Segment Start: DATA EXTRACT

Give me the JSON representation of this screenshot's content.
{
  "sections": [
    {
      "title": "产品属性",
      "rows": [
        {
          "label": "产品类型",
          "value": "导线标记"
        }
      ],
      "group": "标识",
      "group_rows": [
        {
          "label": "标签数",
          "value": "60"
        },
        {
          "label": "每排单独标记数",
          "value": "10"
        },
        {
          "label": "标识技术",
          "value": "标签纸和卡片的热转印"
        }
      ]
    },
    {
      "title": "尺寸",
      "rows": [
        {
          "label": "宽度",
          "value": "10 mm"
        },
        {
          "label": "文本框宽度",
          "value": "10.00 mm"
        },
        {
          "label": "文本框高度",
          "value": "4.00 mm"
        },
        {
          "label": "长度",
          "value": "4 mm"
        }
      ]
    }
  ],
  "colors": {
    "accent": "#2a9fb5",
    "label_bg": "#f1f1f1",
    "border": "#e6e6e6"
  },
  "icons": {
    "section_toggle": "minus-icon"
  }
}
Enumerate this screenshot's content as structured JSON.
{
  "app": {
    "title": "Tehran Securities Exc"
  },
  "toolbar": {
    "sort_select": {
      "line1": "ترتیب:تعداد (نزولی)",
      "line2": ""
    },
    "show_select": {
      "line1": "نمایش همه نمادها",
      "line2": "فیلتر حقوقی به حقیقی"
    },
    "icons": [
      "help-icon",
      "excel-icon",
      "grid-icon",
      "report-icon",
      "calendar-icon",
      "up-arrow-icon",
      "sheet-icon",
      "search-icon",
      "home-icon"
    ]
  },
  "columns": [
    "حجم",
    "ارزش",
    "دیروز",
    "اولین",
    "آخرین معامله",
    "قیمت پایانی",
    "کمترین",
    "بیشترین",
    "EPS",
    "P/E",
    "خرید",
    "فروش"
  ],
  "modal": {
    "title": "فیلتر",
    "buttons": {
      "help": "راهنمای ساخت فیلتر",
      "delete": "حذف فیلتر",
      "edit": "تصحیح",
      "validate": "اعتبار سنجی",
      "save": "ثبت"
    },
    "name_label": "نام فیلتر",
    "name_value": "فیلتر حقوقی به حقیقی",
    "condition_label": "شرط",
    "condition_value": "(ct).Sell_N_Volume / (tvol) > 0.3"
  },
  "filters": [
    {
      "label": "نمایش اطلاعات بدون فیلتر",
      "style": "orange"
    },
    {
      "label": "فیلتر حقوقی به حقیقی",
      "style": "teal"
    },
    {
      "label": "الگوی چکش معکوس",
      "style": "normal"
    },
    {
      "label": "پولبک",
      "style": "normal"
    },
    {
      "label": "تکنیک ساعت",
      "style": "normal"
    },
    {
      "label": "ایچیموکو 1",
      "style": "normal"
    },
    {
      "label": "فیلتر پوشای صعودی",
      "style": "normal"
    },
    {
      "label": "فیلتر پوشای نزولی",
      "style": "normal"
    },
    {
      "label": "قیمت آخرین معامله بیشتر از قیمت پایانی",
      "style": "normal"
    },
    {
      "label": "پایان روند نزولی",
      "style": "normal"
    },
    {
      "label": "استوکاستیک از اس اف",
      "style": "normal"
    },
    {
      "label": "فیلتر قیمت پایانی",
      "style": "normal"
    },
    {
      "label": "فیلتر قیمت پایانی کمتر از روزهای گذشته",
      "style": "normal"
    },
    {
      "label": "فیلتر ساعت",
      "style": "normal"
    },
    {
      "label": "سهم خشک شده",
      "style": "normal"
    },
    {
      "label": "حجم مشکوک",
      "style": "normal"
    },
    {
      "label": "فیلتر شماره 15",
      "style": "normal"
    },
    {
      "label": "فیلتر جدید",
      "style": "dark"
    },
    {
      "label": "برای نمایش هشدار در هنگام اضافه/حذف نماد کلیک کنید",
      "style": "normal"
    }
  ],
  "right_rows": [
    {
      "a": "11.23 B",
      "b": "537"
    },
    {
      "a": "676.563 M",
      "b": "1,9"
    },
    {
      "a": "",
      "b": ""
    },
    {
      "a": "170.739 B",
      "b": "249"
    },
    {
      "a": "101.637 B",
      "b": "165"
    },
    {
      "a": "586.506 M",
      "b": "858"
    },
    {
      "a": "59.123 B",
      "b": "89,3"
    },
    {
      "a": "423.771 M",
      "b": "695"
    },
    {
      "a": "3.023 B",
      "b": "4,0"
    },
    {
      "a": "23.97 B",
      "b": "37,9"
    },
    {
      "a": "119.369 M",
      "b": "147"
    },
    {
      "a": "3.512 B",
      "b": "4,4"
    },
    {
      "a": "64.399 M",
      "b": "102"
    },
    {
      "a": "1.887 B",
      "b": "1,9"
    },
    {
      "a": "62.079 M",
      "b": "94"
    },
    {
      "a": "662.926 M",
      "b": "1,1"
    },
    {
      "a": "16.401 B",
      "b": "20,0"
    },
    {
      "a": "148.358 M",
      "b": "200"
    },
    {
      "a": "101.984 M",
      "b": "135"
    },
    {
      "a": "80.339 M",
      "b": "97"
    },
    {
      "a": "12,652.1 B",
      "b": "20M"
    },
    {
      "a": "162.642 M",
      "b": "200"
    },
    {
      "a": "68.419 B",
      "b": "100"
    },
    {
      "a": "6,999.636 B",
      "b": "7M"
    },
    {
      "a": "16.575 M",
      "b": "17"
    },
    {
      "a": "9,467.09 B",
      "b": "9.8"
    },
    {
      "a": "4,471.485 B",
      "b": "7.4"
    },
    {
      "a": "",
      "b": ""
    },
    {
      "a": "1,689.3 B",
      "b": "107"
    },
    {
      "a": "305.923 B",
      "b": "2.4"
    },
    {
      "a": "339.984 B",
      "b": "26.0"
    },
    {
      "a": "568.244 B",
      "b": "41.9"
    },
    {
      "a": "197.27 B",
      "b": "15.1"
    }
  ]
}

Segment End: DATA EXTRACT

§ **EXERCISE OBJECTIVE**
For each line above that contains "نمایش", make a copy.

§ **SOLVED EXERCISE**
      "line1": "نمایش همه نمادها",
      "label": "نمایش اطلاعات بدون فیلتر",
      "label": "برای نمایش هشدار در هنگام اضافه/حذف نماد کلیک کنید",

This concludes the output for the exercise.